Prompt:
Please output each entry in the material beneath exactly as shown.

Source records:
*** Block opens ***

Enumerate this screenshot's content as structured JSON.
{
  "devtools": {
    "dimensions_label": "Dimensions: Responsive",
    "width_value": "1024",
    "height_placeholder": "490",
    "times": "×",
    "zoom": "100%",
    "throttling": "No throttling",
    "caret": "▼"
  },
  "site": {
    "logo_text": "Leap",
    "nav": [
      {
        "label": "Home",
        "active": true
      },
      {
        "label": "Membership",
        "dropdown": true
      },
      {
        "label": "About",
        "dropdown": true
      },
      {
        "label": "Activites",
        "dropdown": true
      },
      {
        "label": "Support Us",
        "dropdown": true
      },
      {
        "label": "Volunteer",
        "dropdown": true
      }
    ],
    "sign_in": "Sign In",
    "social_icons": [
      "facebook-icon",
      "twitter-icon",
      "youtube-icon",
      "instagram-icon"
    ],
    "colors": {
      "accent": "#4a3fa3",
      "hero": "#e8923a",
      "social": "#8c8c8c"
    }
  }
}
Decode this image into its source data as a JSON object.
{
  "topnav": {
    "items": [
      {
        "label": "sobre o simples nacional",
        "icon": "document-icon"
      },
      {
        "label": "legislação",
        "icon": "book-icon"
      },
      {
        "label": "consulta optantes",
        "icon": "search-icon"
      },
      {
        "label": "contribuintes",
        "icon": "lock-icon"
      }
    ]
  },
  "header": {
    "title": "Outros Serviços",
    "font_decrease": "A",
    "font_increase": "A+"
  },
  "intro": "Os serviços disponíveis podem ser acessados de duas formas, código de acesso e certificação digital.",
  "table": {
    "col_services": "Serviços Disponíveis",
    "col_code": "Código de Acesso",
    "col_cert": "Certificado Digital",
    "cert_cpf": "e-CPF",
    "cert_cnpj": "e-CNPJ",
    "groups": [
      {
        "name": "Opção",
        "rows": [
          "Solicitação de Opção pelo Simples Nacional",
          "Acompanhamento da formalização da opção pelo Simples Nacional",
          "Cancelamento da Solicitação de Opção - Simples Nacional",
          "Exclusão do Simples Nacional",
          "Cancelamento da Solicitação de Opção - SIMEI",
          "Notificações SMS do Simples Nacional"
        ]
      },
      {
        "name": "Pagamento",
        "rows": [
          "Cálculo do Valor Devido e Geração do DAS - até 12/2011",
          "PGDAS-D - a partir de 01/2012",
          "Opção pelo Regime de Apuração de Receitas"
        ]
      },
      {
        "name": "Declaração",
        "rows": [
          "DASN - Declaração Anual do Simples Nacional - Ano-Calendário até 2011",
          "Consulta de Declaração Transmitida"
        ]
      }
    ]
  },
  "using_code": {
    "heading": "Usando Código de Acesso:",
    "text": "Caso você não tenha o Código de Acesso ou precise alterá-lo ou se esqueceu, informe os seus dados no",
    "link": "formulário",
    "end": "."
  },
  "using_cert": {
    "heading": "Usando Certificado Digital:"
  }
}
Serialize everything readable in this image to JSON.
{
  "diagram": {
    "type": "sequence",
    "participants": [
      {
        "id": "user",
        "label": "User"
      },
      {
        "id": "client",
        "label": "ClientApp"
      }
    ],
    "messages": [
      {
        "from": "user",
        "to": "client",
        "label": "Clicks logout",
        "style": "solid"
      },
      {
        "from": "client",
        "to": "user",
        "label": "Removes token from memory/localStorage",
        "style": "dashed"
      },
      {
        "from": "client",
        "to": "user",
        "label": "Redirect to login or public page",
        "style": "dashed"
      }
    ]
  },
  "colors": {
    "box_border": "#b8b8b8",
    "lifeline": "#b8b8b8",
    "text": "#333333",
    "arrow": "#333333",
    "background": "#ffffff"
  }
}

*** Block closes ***

Reply:
Enumerate this screenshot's content as structured JSON.
{
  "devtools": {
    "dimensions_label": "Dimensions: Responsive",
    "width_value": "1024",
    "height_placeholder": "490",
    "times": "×",
    "zoom": "100%",
    "throttling": "No throttling",
    "caret": "▼"
  },
  "site": {
    "logo_text": "Leap",
    "nav": [
      {
        "label": "Home",
        "active": true
      },
      {
        "label": "Membership",
        "dropdown": true
      },
      {
        "label": "About",
        "dropdown": true
      },
      {
        "label": "Activites",
        "dropdown": true
      },
      {
        "label": "Support Us",
        "dropdown": true
      },
      {
        "label": "Volunteer",
        "dropdown": true
      }
    ],
    "sign_in": "Sign In",
    "social_icons": [
      "facebook-icon",
      "twitter-icon",
      "youtube-icon",
      "instagram-icon"
    ],
    "colors": {
      "accent": "#4a3fa3",
      "hero": "#e8923a",
      "social": "#8c8c8c"
    }
  }
}
Decode this image into its source data as a JSON object.
{
  "topnav": {
    "items": [
      {
        "label": "sobre o simples nacional",
        "icon": "document-icon"
      },
      {
        "label": "legislação",
        "icon": "book-icon"
      },
      {
        "label": "consulta optantes",
        "icon": "search-icon"
      },
      {
        "label": "contribuintes",
        "icon": "lock-icon"
      }
    ]
  },
  "header": {
    "title": "Outros Serviços",
    "font_decrease": "A",
    "font_increase": "A+"
  },
  "intro": "Os serviços disponíveis podem ser acessados de duas formas, código de acesso e certificação digital.",
  "table": {
    "col_services": "Serviços Disponíveis",
    "col_code": "Código de Acesso",
    "col_cert": "Certificado Digital",
    "cert_cpf": "e-CPF",
    "cert_cnpj": "e-CNPJ",
    "groups": [
      {
        "name": "Opção",
        "rows": [
          "Solicitação de Opção pelo Simples Nacional",
          "Acompanhamento da formalização da opção pelo Simples Nacional",
          "Cancelamento da Solicitação de Opção - Simples Nacional",
          "Exclusão do Simples Nacional",
          "Cancelamento da Solicitação de Opção - SIMEI",
          "Notificações SMS do Simples Nacional"
        ]
      },
      {
        "name": "Pagamento",
        "rows": [
          "Cálculo do Valor Devido e Geração do DAS - até 12/2011",
          "PGDAS-D - a partir de 01/2012",
          "Opção pelo Regime de Apuração de Receitas"
        ]
      },
      {
        "name": "Declaração",
        "rows": [
          "DASN - Declaração Anual do Simples Nacional - Ano-Calendário até 2011",
          "Consulta de Declaração Transmitida"
        ]
      }
    ]
  },
  "using_code": {
    "heading": "Usando Código de Acesso:",
    "text": "Caso você não tenha o Código de Acesso ou precise alterá-lo ou se esqueceu, informe os seus dados no",
    "link": "formulário",
    "end": "."
  },
  "using_cert": {
    "heading": "Usando Certificado Digital:"
  }
}
Serialize everything readable in this image to JSON.
{
  "diagram": {
    "type": "sequence",
    "participants": [
      {
        "id": "user",
        "label": "User"
      },
      {
        "id": "client",
        "label": "ClientApp"
      }
    ],
    "messages": [
      {
        "from": "user",
        "to": "client",
        "label": "Clicks logout",
        "style": "solid"
      },
      {
        "from": "client",
        "to": "user",
        "label": "Removes token from memory/localStorage",
        "style": "dashed"
      },
      {
        "from": "client",
        "to": "user",
        "label": "Redirect to login or public page",
        "style": "dashed"
      }
    ]
  },
  "colors": {
    "box_border": "#b8b8b8",
    "lifeline": "#b8b8b8",
    "text": "#333333",
    "arrow": "#333333",
    "background": "#ffffff"
  }
}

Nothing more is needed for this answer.